Component data from apps and pages:
*** Block opens ***
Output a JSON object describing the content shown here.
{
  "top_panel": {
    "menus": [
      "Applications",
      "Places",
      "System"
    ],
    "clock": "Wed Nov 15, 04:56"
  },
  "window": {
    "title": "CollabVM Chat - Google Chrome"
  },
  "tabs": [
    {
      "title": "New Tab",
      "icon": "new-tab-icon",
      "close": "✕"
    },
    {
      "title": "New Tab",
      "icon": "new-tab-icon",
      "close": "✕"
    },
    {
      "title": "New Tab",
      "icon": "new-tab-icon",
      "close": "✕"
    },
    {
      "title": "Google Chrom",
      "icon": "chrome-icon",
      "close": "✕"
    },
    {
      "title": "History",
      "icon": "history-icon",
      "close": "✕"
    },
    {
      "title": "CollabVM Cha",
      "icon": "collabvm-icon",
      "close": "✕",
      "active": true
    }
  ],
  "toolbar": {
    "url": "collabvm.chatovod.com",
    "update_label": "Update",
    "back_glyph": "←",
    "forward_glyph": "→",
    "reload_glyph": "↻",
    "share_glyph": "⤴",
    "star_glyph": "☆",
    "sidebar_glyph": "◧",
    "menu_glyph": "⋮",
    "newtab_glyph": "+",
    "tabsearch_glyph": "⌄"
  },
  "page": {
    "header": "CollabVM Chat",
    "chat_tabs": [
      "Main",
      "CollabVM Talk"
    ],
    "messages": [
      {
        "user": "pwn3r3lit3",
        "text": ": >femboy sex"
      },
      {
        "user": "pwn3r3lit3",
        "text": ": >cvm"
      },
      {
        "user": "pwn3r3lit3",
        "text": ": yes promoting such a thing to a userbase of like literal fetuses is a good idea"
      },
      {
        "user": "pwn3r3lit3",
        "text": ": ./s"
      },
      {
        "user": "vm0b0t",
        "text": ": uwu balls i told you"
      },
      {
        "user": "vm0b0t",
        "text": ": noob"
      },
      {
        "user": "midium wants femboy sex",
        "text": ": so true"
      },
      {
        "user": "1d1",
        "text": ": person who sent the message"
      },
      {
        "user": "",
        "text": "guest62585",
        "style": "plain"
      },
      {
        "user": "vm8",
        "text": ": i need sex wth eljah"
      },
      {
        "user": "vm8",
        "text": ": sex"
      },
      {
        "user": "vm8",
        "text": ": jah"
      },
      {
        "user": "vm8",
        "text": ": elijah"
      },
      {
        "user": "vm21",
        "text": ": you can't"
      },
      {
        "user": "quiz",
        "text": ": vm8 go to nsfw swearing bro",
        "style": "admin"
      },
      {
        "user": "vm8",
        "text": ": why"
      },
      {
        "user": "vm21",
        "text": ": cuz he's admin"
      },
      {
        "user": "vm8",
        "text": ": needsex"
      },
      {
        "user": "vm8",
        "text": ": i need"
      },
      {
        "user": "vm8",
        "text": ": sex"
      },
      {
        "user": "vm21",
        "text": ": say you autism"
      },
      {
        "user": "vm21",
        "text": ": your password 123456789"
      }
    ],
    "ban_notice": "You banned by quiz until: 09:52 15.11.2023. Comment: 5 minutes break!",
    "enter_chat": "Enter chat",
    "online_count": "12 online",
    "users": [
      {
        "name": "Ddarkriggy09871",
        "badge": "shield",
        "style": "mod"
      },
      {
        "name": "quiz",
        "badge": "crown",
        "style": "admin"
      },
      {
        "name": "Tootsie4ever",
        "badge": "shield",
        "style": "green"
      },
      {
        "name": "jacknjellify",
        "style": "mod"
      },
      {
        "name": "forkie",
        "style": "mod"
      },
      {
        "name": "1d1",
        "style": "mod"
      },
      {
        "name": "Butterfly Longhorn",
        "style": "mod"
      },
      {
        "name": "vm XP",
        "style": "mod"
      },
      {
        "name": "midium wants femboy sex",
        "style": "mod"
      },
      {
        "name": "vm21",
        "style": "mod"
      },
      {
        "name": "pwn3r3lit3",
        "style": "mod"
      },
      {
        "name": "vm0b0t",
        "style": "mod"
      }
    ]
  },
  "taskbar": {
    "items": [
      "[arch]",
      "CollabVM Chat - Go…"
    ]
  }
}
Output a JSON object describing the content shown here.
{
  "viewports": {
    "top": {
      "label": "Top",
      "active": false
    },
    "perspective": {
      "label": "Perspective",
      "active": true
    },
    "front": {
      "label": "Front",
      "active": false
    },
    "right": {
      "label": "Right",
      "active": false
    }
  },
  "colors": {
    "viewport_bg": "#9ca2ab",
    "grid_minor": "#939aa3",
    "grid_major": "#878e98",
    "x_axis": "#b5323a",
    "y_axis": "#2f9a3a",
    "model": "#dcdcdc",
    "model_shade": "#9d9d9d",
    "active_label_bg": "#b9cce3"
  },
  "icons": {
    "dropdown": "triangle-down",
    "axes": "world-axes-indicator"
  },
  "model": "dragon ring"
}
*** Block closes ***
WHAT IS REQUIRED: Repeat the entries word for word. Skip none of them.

THE COMPLETED TASK:
Output a JSON object describing the content shown here.
{
  "top_panel": {
    "menus": [
      "Applications",
      "Places",
      "System"
    ],
    "clock": "Wed Nov 15, 04:56"
  },
  "window": {
    "title": "CollabVM Chat - Google Chrome"
  },
  "tabs": [
    {
      "title": "New Tab",
      "icon": "new-tab-icon",
      "close": "✕"
    },
    {
      "title": "New Tab",
      "icon": "new-tab-icon",
      "close": "✕"
    },
    {
      "title": "New Tab",
      "icon": "new-tab-icon",
      "close": "✕"
    },
    {
      "title": "Google Chrom",
      "icon": "chrome-icon",
      "close": "✕"
    },
    {
      "title": "History",
      "icon": "history-icon",
      "close": "✕"
    },
    {
      "title": "CollabVM Cha",
      "icon": "collabvm-icon",
      "close": "✕",
      "active": true
    }
  ],
  "toolbar": {
    "url": "collabvm.chatovod.com",
    "update_label": "Update",
    "back_glyph": "←",
    "forward_glyph": "→",
    "reload_glyph": "↻",
    "share_glyph": "⤴",
    "star_glyph": "☆",
    "sidebar_glyph": "◧",
    "menu_glyph": "⋮",
    "newtab_glyph": "+",
    "tabsearch_glyph": "⌄"
  },
  "page": {
    "header": "CollabVM Chat",
    "chat_tabs": [
      "Main",
      "CollabVM Talk"
    ],
    "messages": [
      {
        "user": "pwn3r3lit3",
        "text": ": >femboy sex"
      },
      {
        "user": "pwn3r3lit3",
        "text": ": >cvm"
      },
      {
        "user": "pwn3r3lit3",
        "text": ": yes promoting such a thing to a userbase of like literal fetuses is a good idea"
      },
      {
        "user": "pwn3r3lit3",
        "text": ": ./s"
      },
      {
        "user": "vm0b0t",
        "text": ": uwu balls i told you"
      },
      {
        "user": "vm0b0t",
        "text": ": noob"
      },
      {
        "user": "midium wants femboy sex",
        "text": ": so true"
      },
      {
        "user": "1d1",
        "text": ": person who sent the message"
      },
      {
        "user": "",
        "text": "guest62585",
        "style": "plain"
      },
      {
        "user": "vm8",
        "text": ": i need sex wth eljah"
      },
      {
        "user": "vm8",
        "text": ": sex"
      },
      {
        "user": "vm8",
        "text": ": jah"
      },
      {
        "user": "vm8",
        "text": ": elijah"
      },
      {
        "user": "vm21",
        "text": ": you can't"
      },
      {
        "user": "quiz",
        "text": ": vm8 go to nsfw swearing bro",
        "style": "admin"
      },
      {
        "user": "vm8",
        "text": ": why"
      },
      {
        "user": "vm21",
        "text": ": cuz he's admin"
      },
      {
        "user": "vm8",
        "text": ": needsex"
      },
      {
        "user": "vm8",
        "text": ": i need"
      },
      {
        "user": "vm8",
        "text": ": sex"
      },
      {
        "user": "vm21",
        "text": ": say you autism"
      },
      {
        "user": "vm21",
        "text": ": your password 123456789"
      }
    ],
    "ban_notice": "You banned by quiz until: 09:52 15.11.2023. Comment: 5 minutes break!",
    "enter_chat": "Enter chat",
    "online_count": "12 online",
    "users": [
      {
        "name": "Ddarkriggy09871",
        "badge": "shield",
        "style": "mod"
      },
      {
        "name": "quiz",
        "badge": "crown",
        "style": "admin"
      },
      {
        "name": "Tootsie4ever",
        "badge": "shield",
        "style": "green"
      },
      {
        "name": "jacknjellify",
        "style": "mod"
      },
      {
        "name": "forkie",
        "style": "mod"
      },
      {
        "name": "1d1",
        "style": "mod"
      },
      {
        "name": "Butterfly Longhorn",
        "style": "mod"
      },
      {
        "name": "vm XP",
        "style": "mod"
      },
      {
        "name": "midium wants femboy sex",
        "style": "mod"
      },
      {
        "name": "vm21",
        "style": "mod"
      },
      {
        "name": "pwn3r3lit3",
        "style": "mod"
      },
      {
        "name": "vm0b0t",
        "style": "mod"
      }
    ]
  },
  "taskbar": {
    "items": [
      "[arch]",
      "CollabVM Chat - Go…"
    ]
  }
}
Output a JSON object describing the content shown here.
{
  "viewports": {
    "top": {
      "label": "Top",
      "active": false
    },
    "perspective": {
      "label": "Perspective",
      "active": true
    },
    "front": {
      "label": "Front",
      "active": false
    },
    "right": {
      "label": "Right",
      "active": false
    }
  },
  "colors": {
    "viewport_bg": "#9ca2ab",
    "grid_minor": "#939aa3",
    "grid_major": "#878e98",
    "x_axis": "#b5323a",
    "y_axis": "#2f9a3a",
    "model": "#dcdcdc",
    "model_shade": "#9d9d9d",
    "active_label_bg": "#b9cce3"
  },
  "icons": {
    "dropdown": "triangle-down",
    "axes": "world-axes-indicator"
  },
  "model": "dragon ring"
}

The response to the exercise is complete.